Hyundai Motor Co.'s labor union said Wednesday it will appeal against a recent court ruling unfavorable to the automaker's employees that said the company should include bonuses as ordinary wages for some workers.
Last week, the Seoul Central District Court ordered Hyundai Motor, the country's top automaker, to count regular bonuses as part of ordinary salaries only for some employees and to pay three years of outstanding bonuses retroactively.
The ruling was mostly in favor of the automaker as the court said the union workers' demand is only applicable to two of the 23 plaintiffs, reducing the automaker's financial burden to an estimated 11 billion won ($10.2 million) from the trillions it might have had to pay.
Ordinary wage refers to a fixed amount of money paid on a regular basis to an employee. The number is used to calculate other stipends including overtime pay, paid annual leave and severance pay.
"We've reached a final decision (to appeal against the court decision)," said Hwang Gi-tae, a communications official of the labor union, adding that no further internal talks among the union members are necessary to go ahead with the appeal.
According to the ruling, the majority of Hyundai Motor's workers are not entitled to receive regular bonuses as part of ordinary salaries. When the court ruling is applied, only 8.7 percent of the company's unionized employees are entitled to increased ordinary salaries, Hyundai Motor estimated.
Earlier in 2013, some union members filed a suit against the company demanding that bonuses, transportation and vacation stipends should be part of their ordinary wage and that the guideline should take effect for three years.

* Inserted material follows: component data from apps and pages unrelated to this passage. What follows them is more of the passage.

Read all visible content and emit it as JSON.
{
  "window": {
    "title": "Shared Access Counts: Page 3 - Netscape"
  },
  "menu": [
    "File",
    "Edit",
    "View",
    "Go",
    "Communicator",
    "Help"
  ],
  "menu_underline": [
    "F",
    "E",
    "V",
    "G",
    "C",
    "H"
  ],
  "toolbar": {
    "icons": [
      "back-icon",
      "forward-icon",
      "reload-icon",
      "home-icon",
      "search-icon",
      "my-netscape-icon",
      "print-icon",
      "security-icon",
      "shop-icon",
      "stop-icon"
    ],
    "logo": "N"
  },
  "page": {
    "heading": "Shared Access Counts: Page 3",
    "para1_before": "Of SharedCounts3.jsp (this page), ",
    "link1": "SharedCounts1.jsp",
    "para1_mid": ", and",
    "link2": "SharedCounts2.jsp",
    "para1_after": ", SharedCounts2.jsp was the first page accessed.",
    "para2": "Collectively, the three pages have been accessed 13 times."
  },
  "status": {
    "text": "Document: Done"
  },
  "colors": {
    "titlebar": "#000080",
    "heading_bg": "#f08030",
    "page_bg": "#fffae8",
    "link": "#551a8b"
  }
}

Controversy over the ordinary pay issue first emerged in late 2013 when the Supreme Court ruled that bonuses that are given on a regular and periodic basis should be regarded as part of the workers' ordinary salaries. (Yonhap)